If you’re a business owner, the chances are good that you will eventually find yourself involved in some type of commercial litigation. Whether it’s a contract dispute, a partner disagreement, or something else entirely, business disputes are unfortunately a common occurrence. While litigation can sometimes be necessary to resolve a dispute, it’s not always the best option—especially when time and money are factors. That’s where mediation comes in.
Jeremy Schulman defines commercial litigation mediation as an alternative dispute resolution process that allows parties to resolve their differences without going to court. In mediation, the parties meet with a neutral third-party mediator who helps them reach an agreement. While mediation is not binding, it is often successful in resolving disputes without the need for costly and time-consuming litigation.
Mediation is a process through which parties in a dispute attempt to reach a resolution with the help of a neutral third-party mediator. In mediation, the mediator does not make decisions or issue rulings; instead, they facilitate discussion and help the parties generate options for resolving their dispute. Mediation is typically less formal than traditional litigation, and it does not require the same rigid rules of evidence or procedure. This can allow for a more flexible and creative approach to problem-solving. Additionally, because mediation is confidential, parties can feel free to discuss sensitive information without fear that it will be used against them later in court.
There are many benefits to using mediation to resolve commercial disputes. First and foremost, it is typically much faster and less expensive than litigation. Because the parties are working together to reach an agreement, there is no need for extensive discovery or motions practice. This can save months (or even years) of the litigation process. In addition, because mediation is confidential, it allows parties to avoid potential damage to their reputations that could come from airing their dirty laundry in court. Finally, by agreeing to mediate their dispute, the parties can maintain control over the outcome instead of leaving it in the hands of a judge or jury.
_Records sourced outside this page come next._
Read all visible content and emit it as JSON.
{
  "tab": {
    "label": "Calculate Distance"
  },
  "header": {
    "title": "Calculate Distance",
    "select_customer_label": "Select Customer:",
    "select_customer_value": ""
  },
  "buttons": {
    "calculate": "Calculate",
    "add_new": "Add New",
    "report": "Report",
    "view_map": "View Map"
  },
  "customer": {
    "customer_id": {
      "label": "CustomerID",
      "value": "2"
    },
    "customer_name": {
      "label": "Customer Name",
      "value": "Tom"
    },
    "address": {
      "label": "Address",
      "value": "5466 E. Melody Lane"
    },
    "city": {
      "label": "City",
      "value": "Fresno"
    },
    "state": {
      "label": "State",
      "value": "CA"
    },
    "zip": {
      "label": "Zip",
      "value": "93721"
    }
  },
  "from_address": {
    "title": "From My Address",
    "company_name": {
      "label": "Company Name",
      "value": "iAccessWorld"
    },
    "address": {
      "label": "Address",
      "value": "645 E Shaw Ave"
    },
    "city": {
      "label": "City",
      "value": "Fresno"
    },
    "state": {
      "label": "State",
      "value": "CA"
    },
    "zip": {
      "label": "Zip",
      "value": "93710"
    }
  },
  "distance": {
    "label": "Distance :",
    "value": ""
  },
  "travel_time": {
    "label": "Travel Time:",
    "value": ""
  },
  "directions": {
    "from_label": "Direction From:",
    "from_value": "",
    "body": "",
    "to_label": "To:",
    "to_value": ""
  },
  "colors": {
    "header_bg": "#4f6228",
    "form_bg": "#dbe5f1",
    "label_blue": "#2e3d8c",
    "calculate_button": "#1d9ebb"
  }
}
If you’re interested in trying mediation to resolve a commercial dispute, there are a few things you should know about how the process works. First, both parties must agree to mediate in good faith—meaning they must be willing to actually try to reach an agreement. Second, the mediator does not have the authority to make decisions or impose settlements on the parties. Instead, the mediator’s role is limited to facilitating discussion and helping the parties identify areas of agreement and disagreement. Third, because mediation is confidential, anything said during mediation cannot be used in subsequent litigation if an agreement is not reached. This allows the parties to feel free to discuss all potential options for resolution without fear that their words will be used against them later on.
Mediation is a valuable tool for resolving commercial disputes quickly and efficiently. If you find yourself involved in such a dispute, consider giving mediation a try—you may be surprised at how well it works.